What makes gingerbread … gingerbread? Typically, anything baked with the flavors of ginger, cinnamon and molasses. This year, we’re spicing things up with a double-ginger cookie that will help make your holidays complete, plus pancake and hot chocolate recipes that showcase this timeless trio of flavors.

Gingerbread Pancakes
Yield: 20 (3-inch) pancakes

2 cups store-bought or homemade gluten-free pancake mix
1/2 teaspoon baking soda
2 tablespoons coconut sugar
1 tablespoon unsweetened cocoa powder
1 1/2 teaspoons ground ginger
1 teaspoon cinnamon
2 large eggs, at room temperature
1 cup unsweetened almond milk
1/2 cup brewed coffee, plus 1 tablespoon, at room temperature
2 tablespoons canola oil, plus more for greasing
1 tablespoon unsulphured molasses
Maple syrup, for serving
In a large bowl, whisk together the pancake mix, baking soda, sugar, cocoa powder, ginger and cinnamon.

In a medium bowl, whisk together the eggs, almond milk, coffee, oil and molasses; add to the pancake mix mixture and stir until just combined.

Heat a large nonstick skillet over medium-low heat. Using a paper towel, lightly grease with oil. Pour the batter about 1/4 cup at a time into the pan and cook until the pancakes are golden and set, about 2 minutes on each side. Serve with maple syrup.

Per serving: Calories 230.6; Fat 7.2 g (Saturated 1.2 g); Cholesterol 67.1 mg; Sodium 548.9 mg; Carbohydrate 34.6 g; Fiber 2.5 g; Sugars 9.0 g; Protein 6.5 g Read more

Save Room for Dessert with These Slimmed-Down Holiday Sides

by in Healthy Holidays, Healthy Recipes, December 15, 2016

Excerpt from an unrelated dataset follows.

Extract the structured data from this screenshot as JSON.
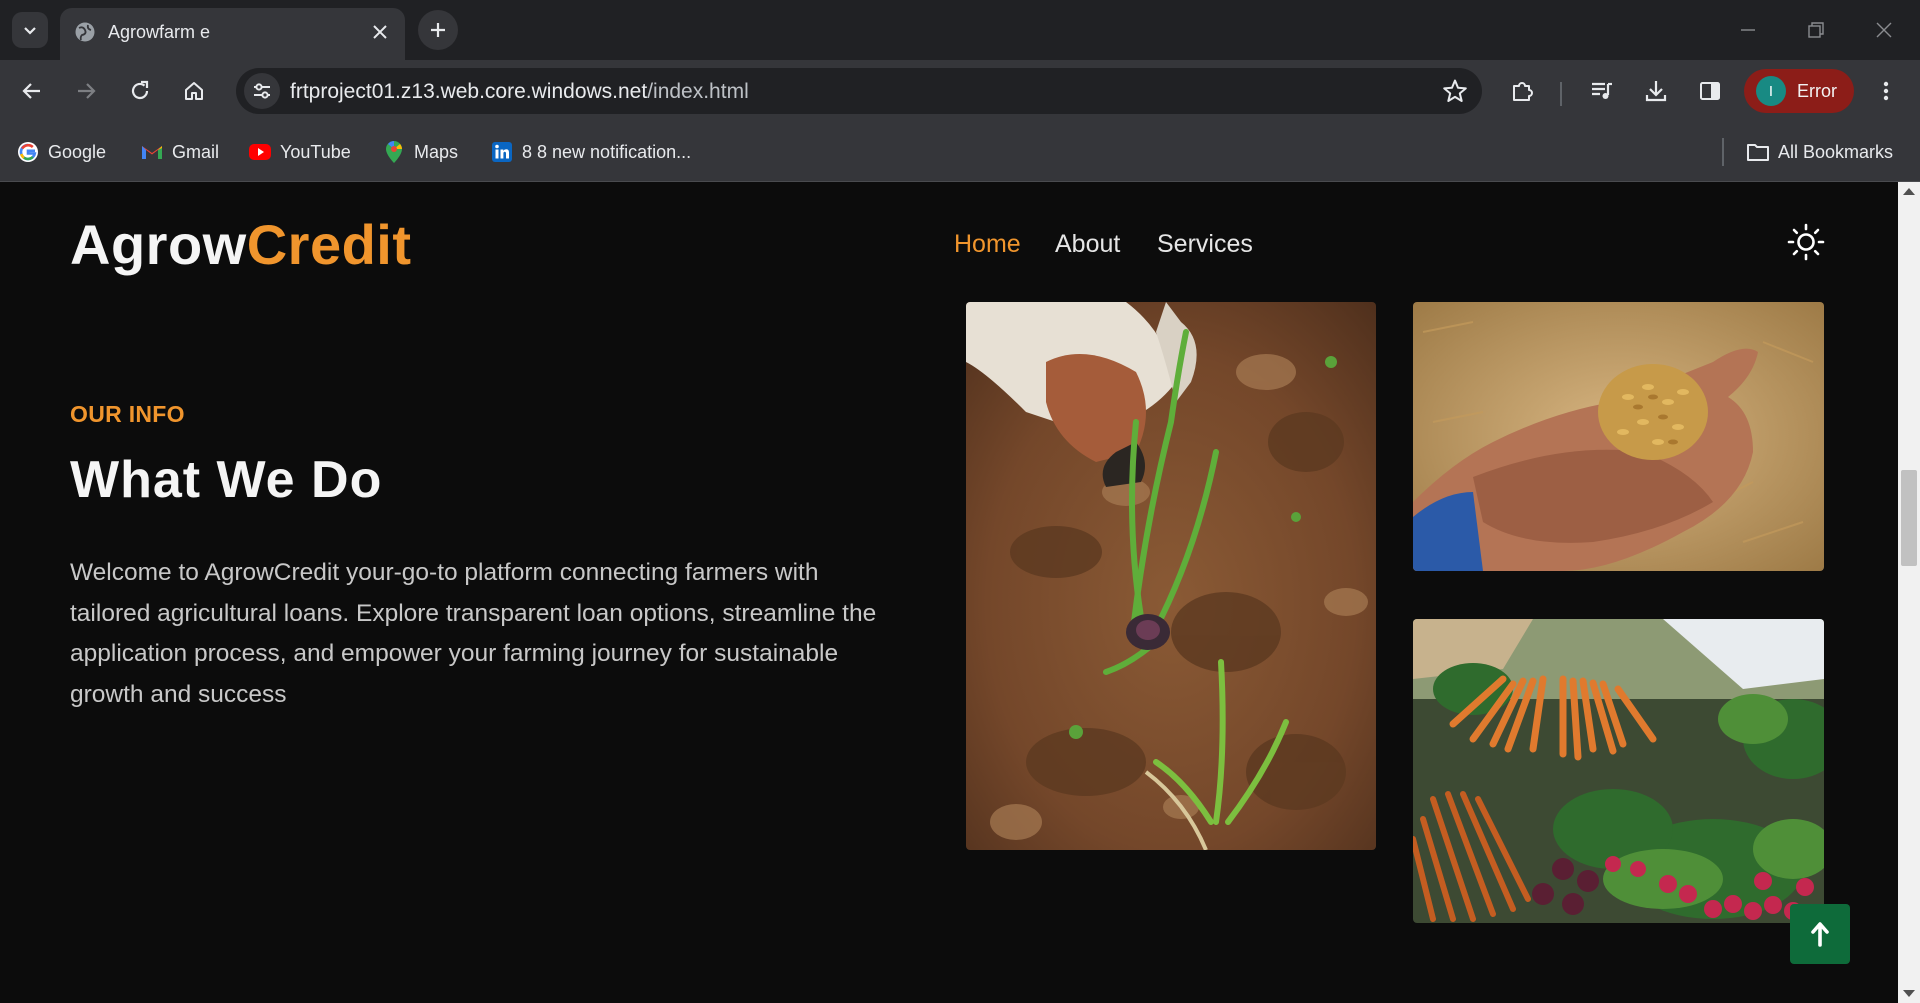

A holiday meal is a true marathon, with one mouthwatering dish after the next — and you won’t want to miss a single one. This year, avoid the mistake of overexerting yourself in the earlier rounds so that you’re out of the running by the time that luscious fruit pie or chocolate cake hits the table. Read more

Healthy Hanukkah Appetizers and Desserts

by in Healthy Holidays, Healthy Recipes, December 14, 2016

The Jewish festival of lights is filled with potato pancakes, jelly doughnuts and chocolate. Instead of making it a holiday celebration of calories, offer a variety of eye-appealing, delicious foods that friends and family will enjoy —including a lighter take on the traditional doughnut. Read more